For the unacquainted — pirated software is software that usually has to be paid for, but the pirated version does not require that. It means the pirated version has been altered to avoid paying, which means it can also be altered in any way imaginable — to make it profitable for the pirate “editor”.
To avoid pirated software, simply google the name of the software and download the version of the software from its official distributor or creator.
Avoid using unknown wallets and dApps
The Crypto space is all about trying out new technology and being on the edge of things, however, if you are a crypto newbie — do not use unfamiliar wallets and dApps or you might lose everything.
If you are indeed a newbie — Metamask will most likely suffice for all your crypto needs outside of the Cardano ecosystem. If you wish to utilize the Cardano blockchain we suggest Nami, Eternl or Yoroi (or Daedalus if you love full nodes and being patient with technology).
Don’t interact with unknown tokens and NFTs in your wallet
Depending on which blockchain you use — it is possible to steal all your cryptocurrency, even if it is on a decentralized wallet — if you interact with a scam token that was sent to your wallet.
This is because EVM blockchains’ tokens are contracts and not native assets. In other words, if you “use” them by transacting them, you could be activating code hidden within the contract of the token.
If you notice a new token in your wallet that you have not purchased or acquired in a legit giveaway from a legit project — ignore it.
Avoid being the victim of sensitive information theft
There are many legit giveaways in the crypto space that are created as marketing campaigns intended to broaden the marketing reach of the giveaway originator.
Always keep in mind that in order to receive anything in the crypto space — one needs only the wallet address and nothing else. Never provide your name, address or other sensitive information for a giveaway, OR ANY OTHER REASON.

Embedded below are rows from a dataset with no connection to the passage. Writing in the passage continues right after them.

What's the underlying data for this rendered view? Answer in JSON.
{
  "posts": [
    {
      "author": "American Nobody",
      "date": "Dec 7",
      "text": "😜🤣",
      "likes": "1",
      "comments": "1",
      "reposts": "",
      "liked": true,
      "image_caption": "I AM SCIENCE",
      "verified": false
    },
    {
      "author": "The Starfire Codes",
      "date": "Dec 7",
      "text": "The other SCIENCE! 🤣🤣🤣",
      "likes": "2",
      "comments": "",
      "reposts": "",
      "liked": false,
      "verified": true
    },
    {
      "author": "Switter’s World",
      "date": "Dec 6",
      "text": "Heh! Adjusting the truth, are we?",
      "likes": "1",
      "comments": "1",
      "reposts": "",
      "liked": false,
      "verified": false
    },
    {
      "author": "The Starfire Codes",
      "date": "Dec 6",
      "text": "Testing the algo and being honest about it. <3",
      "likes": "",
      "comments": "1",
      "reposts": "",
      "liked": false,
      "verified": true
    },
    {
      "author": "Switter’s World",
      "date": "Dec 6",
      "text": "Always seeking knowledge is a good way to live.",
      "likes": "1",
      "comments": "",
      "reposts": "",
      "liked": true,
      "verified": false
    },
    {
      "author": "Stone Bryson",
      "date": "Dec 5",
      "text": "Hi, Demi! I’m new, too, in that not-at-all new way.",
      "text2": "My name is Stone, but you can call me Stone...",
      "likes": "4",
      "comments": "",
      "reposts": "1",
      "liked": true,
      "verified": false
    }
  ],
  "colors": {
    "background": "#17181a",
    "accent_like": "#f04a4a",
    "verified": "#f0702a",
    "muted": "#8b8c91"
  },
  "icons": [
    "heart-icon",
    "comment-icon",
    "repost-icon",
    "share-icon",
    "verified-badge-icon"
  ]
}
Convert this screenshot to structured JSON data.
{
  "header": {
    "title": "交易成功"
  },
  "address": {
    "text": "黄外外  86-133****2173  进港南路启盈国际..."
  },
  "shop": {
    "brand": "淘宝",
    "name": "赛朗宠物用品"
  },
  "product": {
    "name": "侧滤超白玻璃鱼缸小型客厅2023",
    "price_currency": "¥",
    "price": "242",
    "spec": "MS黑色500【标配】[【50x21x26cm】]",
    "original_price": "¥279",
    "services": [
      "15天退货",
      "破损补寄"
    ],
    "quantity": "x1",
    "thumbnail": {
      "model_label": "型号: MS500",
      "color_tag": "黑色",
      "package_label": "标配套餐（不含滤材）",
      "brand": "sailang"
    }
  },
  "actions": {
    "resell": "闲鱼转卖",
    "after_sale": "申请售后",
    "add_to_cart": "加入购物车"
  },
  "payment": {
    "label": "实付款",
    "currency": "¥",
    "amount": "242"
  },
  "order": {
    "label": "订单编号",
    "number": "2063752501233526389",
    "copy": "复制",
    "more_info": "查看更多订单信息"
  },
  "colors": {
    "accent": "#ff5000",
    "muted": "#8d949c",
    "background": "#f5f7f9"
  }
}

The only exclusion to this rule is passing the KYC process of legit services such as fiat on and off ramps or launchpads.

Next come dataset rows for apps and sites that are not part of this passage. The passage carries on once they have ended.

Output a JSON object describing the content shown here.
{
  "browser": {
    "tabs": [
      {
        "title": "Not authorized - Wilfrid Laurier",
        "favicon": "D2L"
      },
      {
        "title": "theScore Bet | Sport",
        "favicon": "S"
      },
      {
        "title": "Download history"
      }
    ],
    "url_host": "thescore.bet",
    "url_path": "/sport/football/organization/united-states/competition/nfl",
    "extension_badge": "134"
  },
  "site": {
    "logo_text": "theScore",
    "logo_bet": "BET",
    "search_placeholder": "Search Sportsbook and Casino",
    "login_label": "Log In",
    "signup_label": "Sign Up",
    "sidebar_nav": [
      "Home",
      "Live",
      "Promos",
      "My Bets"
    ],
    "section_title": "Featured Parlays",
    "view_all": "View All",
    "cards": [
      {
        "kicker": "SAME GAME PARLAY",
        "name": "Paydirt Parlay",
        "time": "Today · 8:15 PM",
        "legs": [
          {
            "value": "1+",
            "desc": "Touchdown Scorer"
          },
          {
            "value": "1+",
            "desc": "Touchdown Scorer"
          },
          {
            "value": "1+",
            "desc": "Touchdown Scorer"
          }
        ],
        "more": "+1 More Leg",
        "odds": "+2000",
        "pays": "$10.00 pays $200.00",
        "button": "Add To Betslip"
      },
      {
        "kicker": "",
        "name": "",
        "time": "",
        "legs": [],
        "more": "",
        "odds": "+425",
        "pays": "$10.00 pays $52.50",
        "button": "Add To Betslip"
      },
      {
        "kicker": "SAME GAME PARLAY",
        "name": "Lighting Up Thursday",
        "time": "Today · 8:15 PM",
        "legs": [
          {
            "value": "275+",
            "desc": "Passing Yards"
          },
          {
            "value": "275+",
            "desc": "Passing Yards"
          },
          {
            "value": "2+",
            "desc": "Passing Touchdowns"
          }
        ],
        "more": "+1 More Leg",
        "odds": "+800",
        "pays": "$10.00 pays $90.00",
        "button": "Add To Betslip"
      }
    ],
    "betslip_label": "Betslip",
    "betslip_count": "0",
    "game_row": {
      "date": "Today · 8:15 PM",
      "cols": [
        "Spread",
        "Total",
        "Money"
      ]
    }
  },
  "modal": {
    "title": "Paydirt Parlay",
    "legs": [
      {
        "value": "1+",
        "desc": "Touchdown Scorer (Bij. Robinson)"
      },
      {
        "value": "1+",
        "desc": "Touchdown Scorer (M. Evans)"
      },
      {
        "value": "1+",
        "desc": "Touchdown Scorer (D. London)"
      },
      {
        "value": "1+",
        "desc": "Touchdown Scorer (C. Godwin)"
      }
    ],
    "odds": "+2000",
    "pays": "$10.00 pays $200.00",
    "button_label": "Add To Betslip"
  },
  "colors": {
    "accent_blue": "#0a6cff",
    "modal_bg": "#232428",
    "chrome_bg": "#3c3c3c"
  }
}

However, before filling in information during the KYC process — make absolutely sure that the service is legit and trustworthy. The best way to check for legitimacy is to ask one, two or even three veteran crypto users you personally know!

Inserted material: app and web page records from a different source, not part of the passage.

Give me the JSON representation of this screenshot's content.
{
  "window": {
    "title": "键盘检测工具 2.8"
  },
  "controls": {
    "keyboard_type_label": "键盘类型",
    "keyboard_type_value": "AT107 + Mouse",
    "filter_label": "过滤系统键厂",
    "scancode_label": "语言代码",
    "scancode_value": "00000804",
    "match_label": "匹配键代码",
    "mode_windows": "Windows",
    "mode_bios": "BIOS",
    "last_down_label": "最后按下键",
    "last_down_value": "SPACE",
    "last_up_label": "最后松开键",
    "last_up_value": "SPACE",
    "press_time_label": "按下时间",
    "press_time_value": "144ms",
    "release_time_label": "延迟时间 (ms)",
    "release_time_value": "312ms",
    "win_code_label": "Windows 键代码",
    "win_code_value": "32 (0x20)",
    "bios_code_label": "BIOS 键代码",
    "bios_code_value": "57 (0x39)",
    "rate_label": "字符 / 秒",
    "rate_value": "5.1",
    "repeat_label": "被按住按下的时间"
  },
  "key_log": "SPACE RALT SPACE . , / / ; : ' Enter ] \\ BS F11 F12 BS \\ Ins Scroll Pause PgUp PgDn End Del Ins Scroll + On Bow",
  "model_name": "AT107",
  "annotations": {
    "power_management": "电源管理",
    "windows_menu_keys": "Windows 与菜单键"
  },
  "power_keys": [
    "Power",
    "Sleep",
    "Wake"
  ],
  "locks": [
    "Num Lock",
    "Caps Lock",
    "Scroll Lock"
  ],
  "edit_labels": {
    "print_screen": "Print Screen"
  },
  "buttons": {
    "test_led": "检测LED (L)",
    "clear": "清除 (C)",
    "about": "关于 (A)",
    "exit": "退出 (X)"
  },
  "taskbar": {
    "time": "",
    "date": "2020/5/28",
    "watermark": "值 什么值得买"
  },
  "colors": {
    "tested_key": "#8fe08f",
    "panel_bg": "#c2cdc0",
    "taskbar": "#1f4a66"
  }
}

Double-check the address of a contract
If you are adding a token in your wallet, exchanging tokens over the counter (OTC) with an acquaintance, make sure to double check the contract of the token, or if the token is on Cardano — the policy ID of the token.
Policy ID can be checked via Cardano explorer, whilst the best way to check if a contract address is correct — is to write into coinmarketcap search bar the token ticker of a specific token, or the project name.
Click on the token ticker when it pops up.
Now look at the “contract address” within the page that just opened — and compare it to the contract address of the token you are acquiring via unconventional means, or simply adding into your MetaMask.
This way you can ensure you are not in fact buying a copycat, as copycat tokens can have everything identical to the original token — including the logo, but the contract address cannot be faked.
Keep in mind — scammers can fake the beginning and the end of the EVM-based token contract to make them seem identical, so make sure to compare THE ENTIRE contract address — character by character.
There are always big opportunities floating around in the crypto space. Scammers use this fact to push users into a scam by creating a false sense of urgency.
Never act in urgency, always take precautions, and always ask other people you trust for their opinion. It is better to miss a big opportunity than lose all your cryptocurrency.
New opportunities will come along the way!
If you stick to these guidelines it is almost certain that your funds will be SAFU!
The Blueshift team is not responsible for any losses incurred while adhering to these guidelines partially or fully, or not following these guidelines at all. Do Your Own Research. Protection of your tokens and coins is your responsibility.